The Blu-ray package itself though is very good, as one has come to expect from Arrow films. The film is probably the best it’s ever looked, with a beautiful transfer that far exceeds the old DVD versions. There’s a full commentary by Michael Armstrong, discussing some of the behind the scenes nightmares, a documentary on the distributor Hallmark (who also did The Last House on the Left with its famous “It’s Only a Movie” campaign), a feature length documentary on the wave of British “grindhouse” horror directors of the time and much more. About the only thing it’s missing is a free vomit bag!

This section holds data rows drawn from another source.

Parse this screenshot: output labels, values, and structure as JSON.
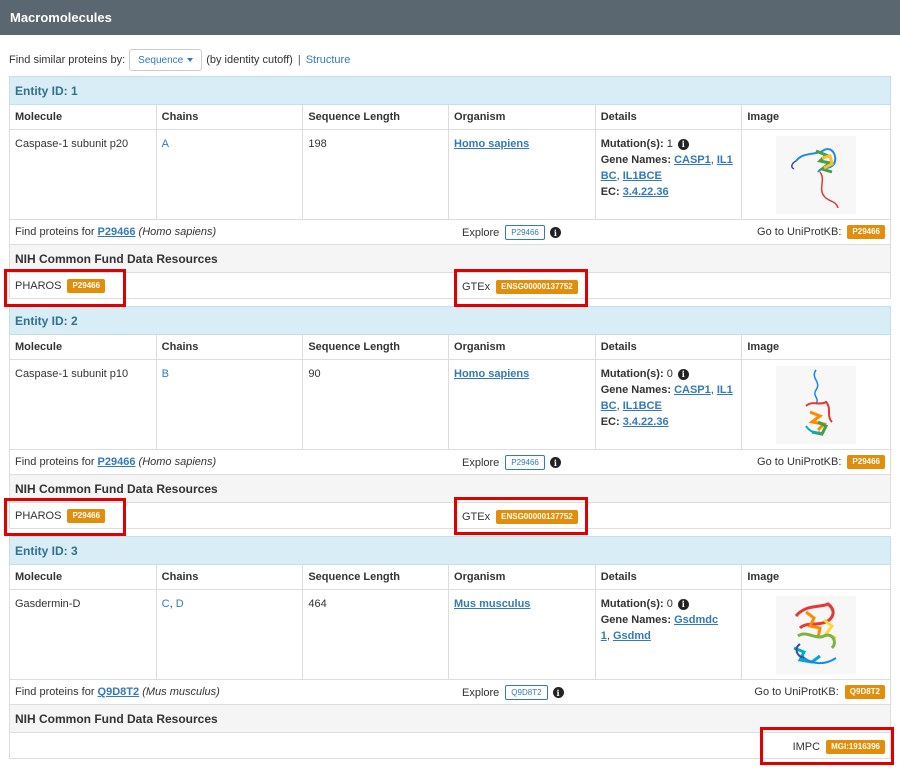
{
  "header": {
    "title": "Macromolecules"
  },
  "find_similar": {
    "label": "Find similar proteins by:",
    "sequence_btn": "Sequence",
    "identity": "(by identity cutoff)",
    "separator": "|",
    "structure_link": "Structure"
  },
  "columns": [
    "Molecule",
    "Chains",
    "Sequence Length",
    "Organism",
    "Details",
    "Image"
  ],
  "labels": {
    "find_proteins_for": "Find proteins for",
    "explore": "Explore",
    "go_uniprot": "Go to UniProtKB:",
    "nih": "NIH Common Fund Data Resources",
    "pharos": "PHAROS",
    "gtex": "GTEx",
    "impc": "IMPC",
    "mutations": "Mutation(s):",
    "gene_names": "Gene Names:",
    "ec": "EC:",
    "comma": ","
  },
  "entities": [
    {
      "title": "Entity ID: 1",
      "molecule": "Caspase-1 subunit p20",
      "chains": [
        "A"
      ],
      "seq_length": "198",
      "organism": "Homo sapiens",
      "mutations": "1",
      "gene_names": [
        "CASP1",
        "IL1",
        "BC",
        "IL1BCE"
      ],
      "ec": "3.4.22.36",
      "uniprot": "P29466",
      "organism_paren": "(Homo sapiens)",
      "pharos": "P29466",
      "gtex": "ENSG00000137752"
    },
    {
      "title": "Entity ID: 2",
      "molecule": "Caspase-1 subunit p10",
      "chains": [
        "B"
      ],
      "seq_length": "90",
      "organism": "Homo sapiens",
      "mutations": "0",
      "gene_names": [
        "CASP1",
        "IL1",
        "BC",
        "IL1BCE"
      ],
      "ec": "3.4.22.36",
      "uniprot": "P29466",
      "organism_paren": "(Homo sapiens)",
      "pharos": "P29466",
      "gtex": "ENSG00000137752"
    },
    {
      "title": "Entity ID: 3",
      "molecule": "Gasdermin-D",
      "chains": [
        "C",
        "D"
      ],
      "seq_length": "464",
      "organism": "Mus musculus",
      "mutations": "0",
      "gene_names": [
        "Gsdmdc",
        "1",
        "Gsdmd"
      ],
      "uniprot": "Q9D8T2",
      "organism_paren": "(Mus musculus)",
      "impc": "MGI:1916396"
    }
  ],
  "colors": {
    "header_bg": "#5b6770",
    "entity_bg": "#d9edf7",
    "link": "#337ab7",
    "badge_orange": "#e08e0b",
    "highlight_red": "#e00000"
  }
}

Mark of the Devil is an interesting little curiosity of a horror film, only really a footnote in the history of the genre. It’s very obviously an attempt to cash-in on Witchfinder General, only even grimmer. However, this Blu-ray set is recommended, as with the extra features it does show an odd transitional period between eras of horror films and international film-making. It’s worth a look, but it’s only for those of a strong nerve though….

Oh, and as violent as it is, no a vomit bag probably isn’t all that necessary!

Previous Story

Love Me Till Monday

Next Story


Latest from Blog


Memory (2023)

Memory is an exquisite American drama in the tender embrace of Michel Franco’s cinematic prowess.

Abashiri Prison I-III

Constructed in the late nineteenth century to house political prisoners, Japan’s infamous Abashiri Prison served as the inspiration for a popular and prolific run of yakuza movies released between 1965 and 1972. In Abashiri Prison,

The Beach Boys

2024 sees the 50th anniversary of The Beach Boys’ chart-topping compilation album Endless Summer that threw the fading band back into the limelight. Whilst this double LP release was a big financial

The Valiant Ones

The Valiant Ones was King Hu’s last, great masterpiece. Indeed it’s arguably his last true wuxia film — but what a magnificent beast it is. Directed by the celebrated master of the

Enter the Clones of Bruce Unboxing

There have been so many books, documentaries, and even biopics of the immeasurably pioneering martial arts icon Bruce Lee. His life and work have been studied intensely, and his influence remains felt

BackBeat Unboxing

This month saw underrated Beatle-biopic BackBeat make its Blu-ray debut from Fabulous Films, surely delighting the band’s collectors and completists. Telling the story of the Beatles’ first bassist – the so-called ‘lost
Go toTop